Getting Kid Ready for Summer
Throw out the left-over liquor bottles from holiday parties. If they’re going to experiment, it will be with the stuff you’re least likely to look at or touch. Since teens say when they drink they do so at a friend’s home, it’s time for us to start talking to those parents and asking direct questions, such as, does my teen have access to alcohol in your home? Worst-case scenario is you’ll embarrass your teen. It won’t be the first time.
Prepare for boredom. Before you know it, they’ll be calling you on the phone while you’re at work asking to go to place A, with friend B, whom you’ve actually never met, but is a friend of friend C, whom you know quite well. And, oh by the way, they’ll be home before you get home, and they’ll keep their cellphone on. I believe most teens are inherently honest and good, but I’ve noticed they can smell weakness. If they can get their otherwise logical parent who normally would insist on all facts and details with 24-hour notice to budge in this one moment, the door is open for compromise. Work with your teen to make plans in advance and stick with the 24-hour notice rule for activity outside of the home. If friend B is really that important to your teen, they’ll make plans within your guidelines.
A summer job can be a gateway to experimentation. Summer jobs can result in relationships between your teen and older, legal drinking-age individuals. Plan on talking to your teen about work relationships, new friends and your expectations of them while they are working for the summer.

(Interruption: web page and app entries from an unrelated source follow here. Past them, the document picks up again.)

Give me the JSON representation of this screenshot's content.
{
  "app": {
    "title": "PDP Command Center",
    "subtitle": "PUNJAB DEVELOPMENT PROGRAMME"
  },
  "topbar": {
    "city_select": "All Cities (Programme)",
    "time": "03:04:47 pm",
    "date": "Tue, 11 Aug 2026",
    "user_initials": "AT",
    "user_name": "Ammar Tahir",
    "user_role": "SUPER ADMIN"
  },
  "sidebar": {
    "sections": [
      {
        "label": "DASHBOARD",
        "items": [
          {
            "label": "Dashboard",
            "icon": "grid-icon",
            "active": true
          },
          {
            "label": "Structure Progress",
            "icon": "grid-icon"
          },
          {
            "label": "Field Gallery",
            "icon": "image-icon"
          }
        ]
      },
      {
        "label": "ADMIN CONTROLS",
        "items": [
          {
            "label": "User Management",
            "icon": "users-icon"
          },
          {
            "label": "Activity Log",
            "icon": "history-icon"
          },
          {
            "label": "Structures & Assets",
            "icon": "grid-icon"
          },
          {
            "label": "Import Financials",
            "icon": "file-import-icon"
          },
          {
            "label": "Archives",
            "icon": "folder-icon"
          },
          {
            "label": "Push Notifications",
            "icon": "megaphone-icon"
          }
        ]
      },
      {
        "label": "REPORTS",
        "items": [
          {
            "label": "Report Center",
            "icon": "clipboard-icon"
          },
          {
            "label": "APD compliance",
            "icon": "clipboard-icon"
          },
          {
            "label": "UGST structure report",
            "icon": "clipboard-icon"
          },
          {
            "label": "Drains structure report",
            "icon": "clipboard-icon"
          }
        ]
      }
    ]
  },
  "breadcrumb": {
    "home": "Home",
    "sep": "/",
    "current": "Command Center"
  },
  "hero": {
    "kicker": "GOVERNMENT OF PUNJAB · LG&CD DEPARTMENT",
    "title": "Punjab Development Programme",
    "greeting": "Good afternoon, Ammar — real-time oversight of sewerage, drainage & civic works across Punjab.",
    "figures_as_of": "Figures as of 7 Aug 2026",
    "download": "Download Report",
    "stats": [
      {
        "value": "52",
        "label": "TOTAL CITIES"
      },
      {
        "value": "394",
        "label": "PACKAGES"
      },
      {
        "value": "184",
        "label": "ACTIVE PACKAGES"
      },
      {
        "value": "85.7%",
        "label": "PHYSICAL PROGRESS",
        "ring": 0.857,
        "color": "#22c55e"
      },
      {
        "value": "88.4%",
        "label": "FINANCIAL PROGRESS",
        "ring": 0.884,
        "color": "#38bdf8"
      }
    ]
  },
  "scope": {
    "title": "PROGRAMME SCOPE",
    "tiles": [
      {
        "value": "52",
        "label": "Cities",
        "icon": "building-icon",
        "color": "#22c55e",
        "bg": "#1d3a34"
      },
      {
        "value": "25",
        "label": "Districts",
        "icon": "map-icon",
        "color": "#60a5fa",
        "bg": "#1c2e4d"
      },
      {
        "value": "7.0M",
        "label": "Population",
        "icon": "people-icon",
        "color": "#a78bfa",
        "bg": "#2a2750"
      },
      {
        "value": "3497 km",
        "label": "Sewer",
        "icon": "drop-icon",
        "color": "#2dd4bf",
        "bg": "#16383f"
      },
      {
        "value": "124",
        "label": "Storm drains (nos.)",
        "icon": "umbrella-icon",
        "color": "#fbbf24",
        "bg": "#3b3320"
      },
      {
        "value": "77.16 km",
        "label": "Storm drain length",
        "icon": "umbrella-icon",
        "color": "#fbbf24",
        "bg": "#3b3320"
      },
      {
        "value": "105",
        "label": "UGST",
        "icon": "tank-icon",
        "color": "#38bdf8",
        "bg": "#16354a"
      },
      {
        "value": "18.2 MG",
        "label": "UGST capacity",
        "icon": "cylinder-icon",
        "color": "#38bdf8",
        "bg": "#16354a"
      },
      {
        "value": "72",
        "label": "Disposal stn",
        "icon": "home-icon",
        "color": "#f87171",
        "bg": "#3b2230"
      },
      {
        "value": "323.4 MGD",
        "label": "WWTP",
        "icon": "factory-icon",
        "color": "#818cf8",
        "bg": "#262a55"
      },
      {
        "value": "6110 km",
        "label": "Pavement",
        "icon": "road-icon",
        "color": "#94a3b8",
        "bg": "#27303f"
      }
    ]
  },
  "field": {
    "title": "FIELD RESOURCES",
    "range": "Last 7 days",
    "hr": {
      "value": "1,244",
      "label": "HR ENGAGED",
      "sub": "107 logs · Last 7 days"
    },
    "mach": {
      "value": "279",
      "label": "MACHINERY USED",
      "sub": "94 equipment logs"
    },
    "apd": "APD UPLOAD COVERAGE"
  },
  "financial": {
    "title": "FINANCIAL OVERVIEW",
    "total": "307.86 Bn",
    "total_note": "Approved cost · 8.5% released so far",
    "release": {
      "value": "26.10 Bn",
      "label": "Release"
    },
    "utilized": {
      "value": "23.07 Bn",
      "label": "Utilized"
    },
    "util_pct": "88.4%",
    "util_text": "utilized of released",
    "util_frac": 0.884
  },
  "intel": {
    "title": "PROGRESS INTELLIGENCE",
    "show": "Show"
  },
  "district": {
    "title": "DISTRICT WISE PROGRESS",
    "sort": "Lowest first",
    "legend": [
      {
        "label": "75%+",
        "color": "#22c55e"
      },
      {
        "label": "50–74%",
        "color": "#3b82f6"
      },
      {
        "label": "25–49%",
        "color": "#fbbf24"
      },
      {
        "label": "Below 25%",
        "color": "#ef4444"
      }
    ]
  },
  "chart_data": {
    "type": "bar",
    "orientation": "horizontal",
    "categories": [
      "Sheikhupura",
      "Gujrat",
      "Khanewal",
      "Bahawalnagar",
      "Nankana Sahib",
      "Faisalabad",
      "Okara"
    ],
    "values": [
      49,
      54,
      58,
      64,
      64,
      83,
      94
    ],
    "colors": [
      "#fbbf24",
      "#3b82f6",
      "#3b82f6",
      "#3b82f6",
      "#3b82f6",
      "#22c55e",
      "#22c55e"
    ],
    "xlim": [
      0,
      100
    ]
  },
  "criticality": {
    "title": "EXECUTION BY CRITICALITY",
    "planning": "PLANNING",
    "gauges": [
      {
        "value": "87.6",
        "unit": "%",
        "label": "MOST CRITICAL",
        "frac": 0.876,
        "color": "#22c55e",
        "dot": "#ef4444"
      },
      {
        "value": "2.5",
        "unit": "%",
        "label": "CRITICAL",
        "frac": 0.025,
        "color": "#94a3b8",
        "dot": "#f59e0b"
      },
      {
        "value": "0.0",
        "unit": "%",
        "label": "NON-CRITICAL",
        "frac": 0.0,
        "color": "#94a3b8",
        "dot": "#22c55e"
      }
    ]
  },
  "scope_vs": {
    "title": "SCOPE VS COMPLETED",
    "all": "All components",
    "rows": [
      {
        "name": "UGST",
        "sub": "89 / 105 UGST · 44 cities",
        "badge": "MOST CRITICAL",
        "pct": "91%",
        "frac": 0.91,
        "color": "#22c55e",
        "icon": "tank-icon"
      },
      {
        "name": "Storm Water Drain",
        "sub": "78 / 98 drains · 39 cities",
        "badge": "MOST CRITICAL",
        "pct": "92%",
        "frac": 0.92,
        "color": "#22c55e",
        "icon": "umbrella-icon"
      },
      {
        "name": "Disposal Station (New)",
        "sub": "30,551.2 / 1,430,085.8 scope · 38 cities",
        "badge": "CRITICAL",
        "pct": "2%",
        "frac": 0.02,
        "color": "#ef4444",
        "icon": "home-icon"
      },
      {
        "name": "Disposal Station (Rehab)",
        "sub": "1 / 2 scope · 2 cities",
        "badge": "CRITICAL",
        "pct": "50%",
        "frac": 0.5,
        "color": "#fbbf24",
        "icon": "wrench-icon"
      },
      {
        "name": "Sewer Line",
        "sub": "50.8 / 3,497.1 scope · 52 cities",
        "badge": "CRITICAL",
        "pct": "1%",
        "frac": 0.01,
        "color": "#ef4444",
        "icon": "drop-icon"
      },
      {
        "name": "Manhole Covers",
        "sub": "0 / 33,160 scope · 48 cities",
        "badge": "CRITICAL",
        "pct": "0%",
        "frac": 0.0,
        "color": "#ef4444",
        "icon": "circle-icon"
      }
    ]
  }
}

Plan for fun and down time. Endless surveys of teenagers show that they are often more worried, more stressed and more over-extended than any other teen generation that has come before them. Take time out. Plan in advance for ways that you and your teenager can relax.